* _DIRECTIONS FOR THIS TASK_: Where "JSON" appears in a line of the entries below, that line should be copied.
-------- AVAILABLE DATA --------
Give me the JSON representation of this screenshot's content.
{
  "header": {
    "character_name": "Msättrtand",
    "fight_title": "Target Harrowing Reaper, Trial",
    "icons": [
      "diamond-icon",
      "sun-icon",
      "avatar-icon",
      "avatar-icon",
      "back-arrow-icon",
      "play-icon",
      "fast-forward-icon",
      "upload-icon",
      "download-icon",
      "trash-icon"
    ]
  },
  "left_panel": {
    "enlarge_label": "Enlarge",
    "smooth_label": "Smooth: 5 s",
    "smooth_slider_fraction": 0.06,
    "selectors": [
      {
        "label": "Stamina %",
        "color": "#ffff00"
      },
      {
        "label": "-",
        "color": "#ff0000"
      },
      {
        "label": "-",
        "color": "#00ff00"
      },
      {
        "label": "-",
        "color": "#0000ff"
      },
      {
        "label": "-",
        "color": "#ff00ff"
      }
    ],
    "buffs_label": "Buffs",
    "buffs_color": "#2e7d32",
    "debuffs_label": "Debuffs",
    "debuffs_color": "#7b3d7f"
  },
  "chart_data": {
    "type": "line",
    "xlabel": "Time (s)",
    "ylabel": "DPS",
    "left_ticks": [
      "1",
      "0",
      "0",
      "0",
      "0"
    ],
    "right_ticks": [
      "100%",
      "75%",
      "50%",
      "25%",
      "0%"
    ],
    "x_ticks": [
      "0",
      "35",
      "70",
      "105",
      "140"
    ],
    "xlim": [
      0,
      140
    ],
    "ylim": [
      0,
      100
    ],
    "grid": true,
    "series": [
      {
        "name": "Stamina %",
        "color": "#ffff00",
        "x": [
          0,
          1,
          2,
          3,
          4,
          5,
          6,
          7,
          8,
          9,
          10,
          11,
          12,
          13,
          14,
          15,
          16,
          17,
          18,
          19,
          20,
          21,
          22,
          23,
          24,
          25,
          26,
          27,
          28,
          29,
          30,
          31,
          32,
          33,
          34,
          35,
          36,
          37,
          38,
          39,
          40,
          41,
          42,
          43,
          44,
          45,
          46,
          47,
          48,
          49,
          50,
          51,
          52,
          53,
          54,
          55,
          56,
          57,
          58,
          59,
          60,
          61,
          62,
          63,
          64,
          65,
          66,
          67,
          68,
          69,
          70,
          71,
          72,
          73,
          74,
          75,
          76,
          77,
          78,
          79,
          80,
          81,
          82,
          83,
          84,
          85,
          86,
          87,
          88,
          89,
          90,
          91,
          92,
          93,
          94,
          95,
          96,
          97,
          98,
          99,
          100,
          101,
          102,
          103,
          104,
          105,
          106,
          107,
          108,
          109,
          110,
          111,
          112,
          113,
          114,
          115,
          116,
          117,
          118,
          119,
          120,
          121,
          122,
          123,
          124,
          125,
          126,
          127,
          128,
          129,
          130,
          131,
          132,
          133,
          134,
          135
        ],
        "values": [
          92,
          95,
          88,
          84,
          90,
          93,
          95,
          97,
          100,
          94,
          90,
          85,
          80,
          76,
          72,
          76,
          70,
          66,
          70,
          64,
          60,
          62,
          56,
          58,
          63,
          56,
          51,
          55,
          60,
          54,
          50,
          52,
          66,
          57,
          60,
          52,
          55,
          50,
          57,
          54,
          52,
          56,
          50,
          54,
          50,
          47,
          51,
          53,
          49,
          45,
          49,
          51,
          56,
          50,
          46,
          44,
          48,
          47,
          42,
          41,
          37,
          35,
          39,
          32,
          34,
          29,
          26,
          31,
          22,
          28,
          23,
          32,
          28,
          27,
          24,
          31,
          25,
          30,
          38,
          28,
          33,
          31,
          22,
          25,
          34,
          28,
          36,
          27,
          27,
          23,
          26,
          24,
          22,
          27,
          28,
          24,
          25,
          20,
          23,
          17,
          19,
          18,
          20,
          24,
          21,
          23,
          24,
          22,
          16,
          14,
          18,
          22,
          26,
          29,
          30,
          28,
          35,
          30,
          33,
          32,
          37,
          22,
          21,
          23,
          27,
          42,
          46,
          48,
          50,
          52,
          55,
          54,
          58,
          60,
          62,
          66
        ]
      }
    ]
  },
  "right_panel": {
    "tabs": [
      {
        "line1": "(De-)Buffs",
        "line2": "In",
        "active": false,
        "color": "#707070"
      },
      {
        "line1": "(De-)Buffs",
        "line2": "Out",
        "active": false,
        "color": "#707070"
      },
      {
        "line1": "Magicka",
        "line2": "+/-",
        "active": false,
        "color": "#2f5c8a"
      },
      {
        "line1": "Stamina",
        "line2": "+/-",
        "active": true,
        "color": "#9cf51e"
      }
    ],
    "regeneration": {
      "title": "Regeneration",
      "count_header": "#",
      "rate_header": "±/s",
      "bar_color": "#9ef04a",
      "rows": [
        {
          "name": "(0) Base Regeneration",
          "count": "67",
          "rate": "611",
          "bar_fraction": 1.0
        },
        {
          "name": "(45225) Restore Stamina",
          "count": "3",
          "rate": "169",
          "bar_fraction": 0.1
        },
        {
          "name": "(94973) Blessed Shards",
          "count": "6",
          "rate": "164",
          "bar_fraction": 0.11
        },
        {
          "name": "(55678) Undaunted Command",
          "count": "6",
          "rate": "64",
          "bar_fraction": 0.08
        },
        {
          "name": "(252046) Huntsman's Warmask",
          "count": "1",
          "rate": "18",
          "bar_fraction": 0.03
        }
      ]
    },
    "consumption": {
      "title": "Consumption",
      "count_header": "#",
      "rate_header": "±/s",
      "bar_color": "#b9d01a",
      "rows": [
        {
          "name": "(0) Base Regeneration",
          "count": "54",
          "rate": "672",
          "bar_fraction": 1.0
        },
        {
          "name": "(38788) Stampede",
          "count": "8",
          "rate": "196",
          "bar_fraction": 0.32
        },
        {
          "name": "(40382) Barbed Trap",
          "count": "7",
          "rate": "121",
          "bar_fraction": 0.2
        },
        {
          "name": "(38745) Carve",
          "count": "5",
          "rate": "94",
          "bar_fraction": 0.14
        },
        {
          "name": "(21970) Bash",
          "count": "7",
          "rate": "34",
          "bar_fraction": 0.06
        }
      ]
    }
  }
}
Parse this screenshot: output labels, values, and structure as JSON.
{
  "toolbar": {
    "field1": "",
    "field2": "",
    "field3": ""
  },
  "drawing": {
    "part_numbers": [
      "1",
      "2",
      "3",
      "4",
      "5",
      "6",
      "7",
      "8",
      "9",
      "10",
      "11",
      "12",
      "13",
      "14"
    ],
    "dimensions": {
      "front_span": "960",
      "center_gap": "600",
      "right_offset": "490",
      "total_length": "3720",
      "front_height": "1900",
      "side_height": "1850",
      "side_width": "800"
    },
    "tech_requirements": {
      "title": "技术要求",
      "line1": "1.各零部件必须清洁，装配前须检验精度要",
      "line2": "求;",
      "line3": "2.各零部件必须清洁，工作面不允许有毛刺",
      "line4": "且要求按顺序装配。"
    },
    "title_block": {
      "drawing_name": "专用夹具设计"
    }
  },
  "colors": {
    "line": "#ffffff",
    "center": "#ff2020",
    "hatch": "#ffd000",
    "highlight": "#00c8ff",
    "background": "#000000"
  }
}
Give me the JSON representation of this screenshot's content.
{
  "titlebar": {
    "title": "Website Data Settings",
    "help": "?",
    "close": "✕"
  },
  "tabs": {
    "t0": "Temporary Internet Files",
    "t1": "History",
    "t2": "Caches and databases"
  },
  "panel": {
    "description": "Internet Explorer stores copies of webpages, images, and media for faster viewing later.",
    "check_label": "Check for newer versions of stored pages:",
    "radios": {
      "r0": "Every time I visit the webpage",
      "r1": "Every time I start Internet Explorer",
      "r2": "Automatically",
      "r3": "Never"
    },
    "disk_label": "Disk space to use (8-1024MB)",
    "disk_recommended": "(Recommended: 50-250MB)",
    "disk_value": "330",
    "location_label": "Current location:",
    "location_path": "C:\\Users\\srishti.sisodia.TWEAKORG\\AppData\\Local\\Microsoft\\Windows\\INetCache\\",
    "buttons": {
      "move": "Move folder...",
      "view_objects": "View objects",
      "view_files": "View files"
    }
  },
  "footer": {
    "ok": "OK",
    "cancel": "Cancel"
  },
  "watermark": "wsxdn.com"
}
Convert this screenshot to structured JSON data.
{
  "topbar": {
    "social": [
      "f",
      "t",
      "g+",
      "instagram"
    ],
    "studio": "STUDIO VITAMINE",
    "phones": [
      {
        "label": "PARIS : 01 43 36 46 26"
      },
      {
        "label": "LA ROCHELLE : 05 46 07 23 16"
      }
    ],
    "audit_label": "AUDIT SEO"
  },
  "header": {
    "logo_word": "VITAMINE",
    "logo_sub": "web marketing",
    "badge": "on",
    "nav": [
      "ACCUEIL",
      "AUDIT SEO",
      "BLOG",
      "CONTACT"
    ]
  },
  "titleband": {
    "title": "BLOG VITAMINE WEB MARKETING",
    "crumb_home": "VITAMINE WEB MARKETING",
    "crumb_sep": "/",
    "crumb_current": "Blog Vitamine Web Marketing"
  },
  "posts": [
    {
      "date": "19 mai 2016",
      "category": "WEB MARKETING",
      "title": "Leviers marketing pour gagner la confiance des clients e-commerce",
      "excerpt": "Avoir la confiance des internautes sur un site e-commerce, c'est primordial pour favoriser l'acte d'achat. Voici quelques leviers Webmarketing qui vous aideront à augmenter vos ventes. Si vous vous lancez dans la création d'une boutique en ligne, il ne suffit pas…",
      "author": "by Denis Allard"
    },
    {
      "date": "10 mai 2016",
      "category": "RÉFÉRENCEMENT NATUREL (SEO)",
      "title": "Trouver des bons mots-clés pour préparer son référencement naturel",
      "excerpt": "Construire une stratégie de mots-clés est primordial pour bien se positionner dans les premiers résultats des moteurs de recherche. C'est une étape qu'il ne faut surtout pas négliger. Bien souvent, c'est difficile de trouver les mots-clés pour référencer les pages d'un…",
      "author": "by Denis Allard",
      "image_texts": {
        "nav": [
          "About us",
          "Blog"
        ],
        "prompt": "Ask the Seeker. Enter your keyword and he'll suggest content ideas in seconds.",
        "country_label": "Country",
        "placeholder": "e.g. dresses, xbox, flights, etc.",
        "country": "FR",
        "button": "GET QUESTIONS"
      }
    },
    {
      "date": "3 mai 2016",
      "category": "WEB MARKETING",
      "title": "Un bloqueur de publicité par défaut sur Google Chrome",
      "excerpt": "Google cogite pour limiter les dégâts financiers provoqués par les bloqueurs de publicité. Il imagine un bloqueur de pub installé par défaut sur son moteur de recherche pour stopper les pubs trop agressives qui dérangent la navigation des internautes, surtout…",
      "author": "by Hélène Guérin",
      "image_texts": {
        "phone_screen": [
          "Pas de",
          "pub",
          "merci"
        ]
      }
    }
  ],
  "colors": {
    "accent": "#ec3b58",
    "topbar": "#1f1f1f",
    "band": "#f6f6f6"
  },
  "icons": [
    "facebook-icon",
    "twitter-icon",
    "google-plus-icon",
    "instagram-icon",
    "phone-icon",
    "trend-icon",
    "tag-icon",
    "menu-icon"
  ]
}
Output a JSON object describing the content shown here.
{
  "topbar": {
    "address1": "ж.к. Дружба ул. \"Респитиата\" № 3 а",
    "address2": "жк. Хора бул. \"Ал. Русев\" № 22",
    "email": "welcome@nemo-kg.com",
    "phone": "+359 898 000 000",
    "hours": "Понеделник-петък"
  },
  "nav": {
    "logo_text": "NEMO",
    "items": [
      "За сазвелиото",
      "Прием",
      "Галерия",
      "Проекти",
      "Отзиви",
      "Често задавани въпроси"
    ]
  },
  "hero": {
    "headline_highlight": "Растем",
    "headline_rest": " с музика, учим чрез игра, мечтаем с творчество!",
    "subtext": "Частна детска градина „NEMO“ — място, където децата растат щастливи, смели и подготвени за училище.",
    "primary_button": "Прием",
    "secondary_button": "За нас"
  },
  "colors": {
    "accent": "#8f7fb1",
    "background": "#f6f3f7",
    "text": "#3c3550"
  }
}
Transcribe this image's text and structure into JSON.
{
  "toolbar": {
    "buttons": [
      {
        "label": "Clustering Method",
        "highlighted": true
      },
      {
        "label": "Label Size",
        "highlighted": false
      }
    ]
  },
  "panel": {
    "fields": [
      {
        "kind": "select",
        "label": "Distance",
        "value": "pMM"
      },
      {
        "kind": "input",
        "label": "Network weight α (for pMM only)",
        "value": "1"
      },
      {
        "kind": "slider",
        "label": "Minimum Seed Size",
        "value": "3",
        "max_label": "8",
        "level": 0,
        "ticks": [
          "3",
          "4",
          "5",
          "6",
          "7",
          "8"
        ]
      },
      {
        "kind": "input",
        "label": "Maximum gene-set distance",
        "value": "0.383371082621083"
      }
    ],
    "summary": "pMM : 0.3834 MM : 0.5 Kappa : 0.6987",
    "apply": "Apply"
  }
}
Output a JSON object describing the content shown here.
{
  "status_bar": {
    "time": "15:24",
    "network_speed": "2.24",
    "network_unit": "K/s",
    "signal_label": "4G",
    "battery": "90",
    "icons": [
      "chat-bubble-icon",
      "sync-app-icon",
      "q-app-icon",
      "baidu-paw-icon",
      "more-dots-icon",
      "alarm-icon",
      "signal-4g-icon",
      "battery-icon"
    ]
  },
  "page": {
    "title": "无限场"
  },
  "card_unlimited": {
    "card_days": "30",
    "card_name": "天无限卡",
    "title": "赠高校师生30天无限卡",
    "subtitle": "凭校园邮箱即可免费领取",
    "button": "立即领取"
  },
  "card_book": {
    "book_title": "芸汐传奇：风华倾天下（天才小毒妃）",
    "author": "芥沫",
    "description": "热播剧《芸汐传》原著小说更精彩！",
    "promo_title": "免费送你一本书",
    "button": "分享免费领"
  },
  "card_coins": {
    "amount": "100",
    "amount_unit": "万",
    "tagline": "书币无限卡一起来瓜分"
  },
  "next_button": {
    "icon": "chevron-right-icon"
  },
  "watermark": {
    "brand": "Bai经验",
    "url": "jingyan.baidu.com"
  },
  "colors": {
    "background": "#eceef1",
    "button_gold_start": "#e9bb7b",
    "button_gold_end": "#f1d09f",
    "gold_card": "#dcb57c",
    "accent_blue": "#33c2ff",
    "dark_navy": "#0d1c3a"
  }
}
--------
* _SOLUTION TO THE PROBLEM_:
Give me the JSON representation of this screenshot's content.
Parse this screenshot: output labels, values, and structure as JSON.
Give me the JSON representation of this screenshot's content.
Convert this screenshot to structured JSON data.
Output a JSON object describing the content shown here.
Transcribe this image's text and structure into JSON.
Output a JSON object describing the content shown here.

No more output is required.